Brief: The result should be the full listing copied exactly, with no pictures in it.

Exercise material:
= = = = =

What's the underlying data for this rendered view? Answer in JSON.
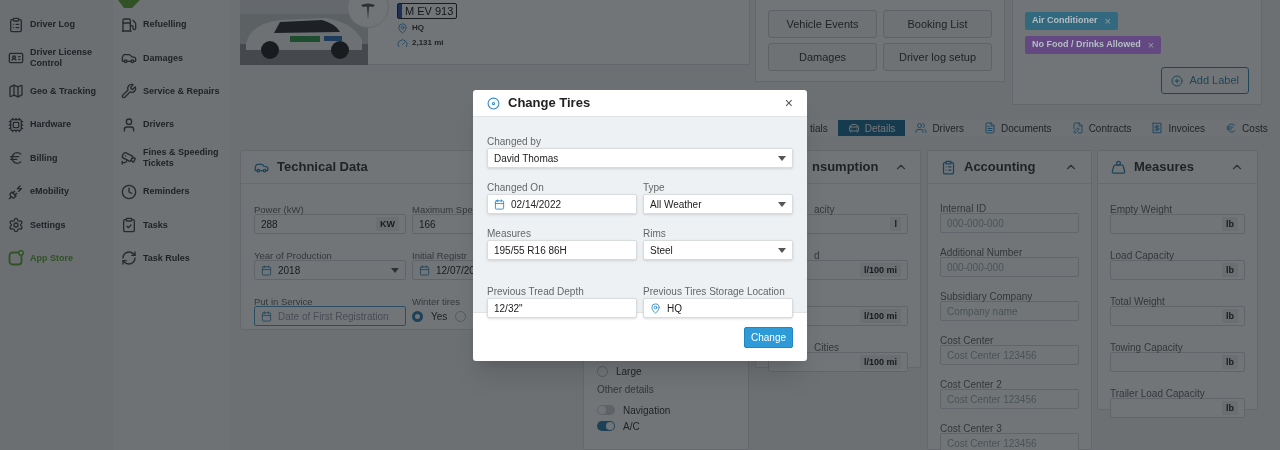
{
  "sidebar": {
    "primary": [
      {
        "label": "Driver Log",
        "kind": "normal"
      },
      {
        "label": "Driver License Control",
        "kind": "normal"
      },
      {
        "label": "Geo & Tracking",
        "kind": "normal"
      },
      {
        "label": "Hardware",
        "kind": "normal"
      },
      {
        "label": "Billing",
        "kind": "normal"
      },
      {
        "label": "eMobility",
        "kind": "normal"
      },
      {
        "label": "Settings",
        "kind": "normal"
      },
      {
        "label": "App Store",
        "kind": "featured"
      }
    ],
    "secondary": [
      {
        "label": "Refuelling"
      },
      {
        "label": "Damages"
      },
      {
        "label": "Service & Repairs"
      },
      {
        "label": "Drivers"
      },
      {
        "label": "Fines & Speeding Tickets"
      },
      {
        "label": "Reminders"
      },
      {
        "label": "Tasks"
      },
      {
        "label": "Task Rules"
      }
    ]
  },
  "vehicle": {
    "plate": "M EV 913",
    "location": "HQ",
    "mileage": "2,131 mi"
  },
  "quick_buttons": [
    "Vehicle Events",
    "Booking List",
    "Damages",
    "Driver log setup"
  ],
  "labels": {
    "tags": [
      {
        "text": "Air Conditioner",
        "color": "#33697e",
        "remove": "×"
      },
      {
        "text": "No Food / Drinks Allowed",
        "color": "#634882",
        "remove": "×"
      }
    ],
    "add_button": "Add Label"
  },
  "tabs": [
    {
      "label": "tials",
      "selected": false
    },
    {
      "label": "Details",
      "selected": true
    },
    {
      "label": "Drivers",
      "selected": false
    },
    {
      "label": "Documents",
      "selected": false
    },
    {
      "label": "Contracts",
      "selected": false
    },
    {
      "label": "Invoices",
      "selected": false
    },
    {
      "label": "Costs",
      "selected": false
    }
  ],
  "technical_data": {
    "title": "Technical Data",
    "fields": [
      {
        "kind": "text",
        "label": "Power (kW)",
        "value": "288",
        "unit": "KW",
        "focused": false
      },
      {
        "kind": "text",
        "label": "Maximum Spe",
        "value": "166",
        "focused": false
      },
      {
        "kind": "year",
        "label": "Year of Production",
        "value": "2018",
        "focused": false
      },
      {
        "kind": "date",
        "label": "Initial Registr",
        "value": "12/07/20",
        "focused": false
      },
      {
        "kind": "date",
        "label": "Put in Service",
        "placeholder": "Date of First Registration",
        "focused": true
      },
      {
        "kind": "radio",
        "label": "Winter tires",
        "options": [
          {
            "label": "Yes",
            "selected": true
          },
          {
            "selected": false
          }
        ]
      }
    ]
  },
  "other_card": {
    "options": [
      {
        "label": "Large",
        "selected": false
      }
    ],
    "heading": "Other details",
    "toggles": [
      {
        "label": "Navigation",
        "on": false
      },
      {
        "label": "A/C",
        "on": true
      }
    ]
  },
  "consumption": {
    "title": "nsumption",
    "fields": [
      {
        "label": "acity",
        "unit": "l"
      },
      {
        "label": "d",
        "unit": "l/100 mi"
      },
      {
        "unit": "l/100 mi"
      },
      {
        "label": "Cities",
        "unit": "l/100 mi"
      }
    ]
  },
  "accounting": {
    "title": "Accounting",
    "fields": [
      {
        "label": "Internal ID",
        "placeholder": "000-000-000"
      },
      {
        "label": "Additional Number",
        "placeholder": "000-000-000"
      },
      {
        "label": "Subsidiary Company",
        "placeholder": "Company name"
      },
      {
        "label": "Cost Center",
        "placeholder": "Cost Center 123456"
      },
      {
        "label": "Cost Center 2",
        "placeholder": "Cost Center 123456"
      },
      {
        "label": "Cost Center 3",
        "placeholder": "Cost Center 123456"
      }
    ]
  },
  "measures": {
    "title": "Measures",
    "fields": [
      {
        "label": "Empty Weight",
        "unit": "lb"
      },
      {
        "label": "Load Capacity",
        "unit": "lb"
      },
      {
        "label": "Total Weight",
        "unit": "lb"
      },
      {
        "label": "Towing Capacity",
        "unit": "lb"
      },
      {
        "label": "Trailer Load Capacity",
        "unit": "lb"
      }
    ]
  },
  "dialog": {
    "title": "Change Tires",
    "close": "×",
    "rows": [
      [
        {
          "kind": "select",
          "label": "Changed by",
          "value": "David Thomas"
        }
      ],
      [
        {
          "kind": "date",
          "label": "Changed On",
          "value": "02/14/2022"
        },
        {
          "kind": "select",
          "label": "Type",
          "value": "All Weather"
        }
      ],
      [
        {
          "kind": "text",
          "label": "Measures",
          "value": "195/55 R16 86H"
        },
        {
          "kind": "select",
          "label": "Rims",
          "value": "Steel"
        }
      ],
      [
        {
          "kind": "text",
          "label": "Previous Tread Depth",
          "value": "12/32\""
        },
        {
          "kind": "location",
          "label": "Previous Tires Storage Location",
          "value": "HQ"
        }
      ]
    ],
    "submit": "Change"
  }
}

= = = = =

Output of the task:
What's the underlying data for this rendered view? Answer in JSON.
{
  "sidebar": {
    "primary": [
      {
        "label": "Driver Log",
        "kind": "normal"
      },
      {
        "label": "Driver License Control",
        "kind": "normal"
      },
      {
        "label": "Geo & Tracking",
        "kind": "normal"
      },
      {
        "label": "Hardware",
        "kind": "normal"
      },
      {
        "label": "Billing",
        "kind": "normal"
      },
      {
        "label": "eMobility",
        "kind": "normal"
      },
      {
        "label": "Settings",
        "kind": "normal"
      },
      {
        "label": "App Store",
        "kind": "featured"
      }
    ],
    "secondary": [
      {
        "label": "Refuelling"
      },
      {
        "label": "Damages"
      },
      {
        "label": "Service & Repairs"
      },
      {
        "label": "Drivers"
      },
      {
        "label": "Fines & Speeding Tickets"
      },
      {
        "label": "Reminders"
      },
      {
        "label": "Tasks"
      },
      {
        "label": "Task Rules"
      }
    ]
  },
  "vehicle": {
    "plate": "M EV 913",
    "location": "HQ",
    "mileage": "2,131 mi"
  },
  "quick_buttons": [
    "Vehicle Events",
    "Booking List",
    "Damages",
    "Driver log setup"
  ],
  "labels": {
    "tags": [
      {
        "text": "Air Conditioner",
        "color": "#33697e",
        "remove": "×"
      },
      {
        "text": "No Food / Drinks Allowed",
        "color": "#634882",
        "remove": "×"
      }
    ],
    "add_button": "Add Label"
  },
  "tabs": [
    {
      "label": "tials",
      "selected": false
    },
    {
      "label": "Details",
      "selected": true
    },
    {
      "label": "Drivers",
      "selected": false
    },
    {
      "label": "Documents",
      "selected": false
    },
    {
      "label": "Contracts",
      "selected": false
    },
    {
      "label": "Invoices",
      "selected": false
    },
    {
      "label": "Costs",
      "selected": false
    }
  ],
  "technical_data": {
    "title": "Technical Data",
    "fields": [
      {
        "kind": "text",
        "label": "Power (kW)",
        "value": "288",
        "unit": "KW",
        "focused": false
      },
      {
        "kind": "text",
        "label": "Maximum Spe",
        "value": "166",
        "focused": false
      },
      {
        "kind": "year",
        "label": "Year of Production",
        "value": "2018",
        "focused": false
      },
      {
        "kind": "date",
        "label": "Initial Registr",
        "value": "12/07/20",
        "focused": false
      },
      {
        "kind": "date",
        "label": "Put in Service",
        "placeholder": "Date of First Registration",
        "focused": true
      },
      {
        "kind": "radio",
        "label": "Winter tires",
        "options": [
          {
            "label": "Yes",
            "selected": true
          },
          {
            "selected": false
          }
        ]
      }
    ]
  },
  "other_card": {
    "options": [
      {
        "label": "Large",
        "selected": false
      }
    ],
    "heading": "Other details",
    "toggles": [
      {
        "label": "Navigation",
        "on": false
      },
      {
        "label": "A/C",
        "on": true
      }
    ]
  },
  "consumption": {
    "title": "nsumption",
    "fields": [
      {
        "label": "acity",
        "unit": "l"
      },
      {
        "label": "d",
        "unit": "l/100 mi"
      },
      {
        "unit": "l/100 mi"
      },
      {
        "label": "Cities",
        "unit": "l/100 mi"
      }
    ]
  },
  "accounting": {
    "title": "Accounting",
    "fields": [
      {
        "label": "Internal ID",
        "placeholder": "000-000-000"
      },
      {
        "label": "Additional Number",
        "placeholder": "000-000-000"
      },
      {
        "label": "Subsidiary Company",
        "placeholder": "Company name"
      },
      {
        "label": "Cost Center",
        "placeholder": "Cost Center 123456"
      },
      {
        "label": "Cost Center 2",
        "placeholder": "Cost Center 123456"
      },
      {
        "label": "Cost Center 3",
        "placeholder": "Cost Center 123456"
      }
    ]
  },
  "measures": {
    "title": "Measures",
    "fields": [
      {
        "label": "Empty Weight",
        "unit": "lb"
      },
      {
        "label": "Load Capacity",
        "unit": "lb"
      },
      {
        "label": "Total Weight",
        "unit": "lb"
      },
      {
        "label": "Towing Capacity",
        "unit": "lb"
      },
      {
        "label": "Trailer Load Capacity",
        "unit": "lb"
      }
    ]
  },
  "dialog": {
    "title": "Change Tires",
    "close": "×",
    "rows": [
      [
        {
          "kind": "select",
          "label": "Changed by",
          "value": "David Thomas"
        }
      ],
      [
        {
          "kind": "date",
          "label": "Changed On",
          "value": "02/14/2022"
        },
        {
          "kind": "select",
          "label": "Type",
          "value": "All Weather"
        }
      ],
      [
        {
          "kind": "text",
          "label": "Measures",
          "value": "195/55 R16 86H"
        },
        {
          "kind": "select",
          "label": "Rims",
          "value": "Steel"
        }
      ],
      [
        {
          "kind": "text",
          "label": "Previous Tread Depth",
          "value": "12/32\""
        },
        {
          "kind": "location",
          "label": "Previous Tires Storage Location",
          "value": "HQ"
        }
      ]
    ],
    "submit": "Change"
  }
}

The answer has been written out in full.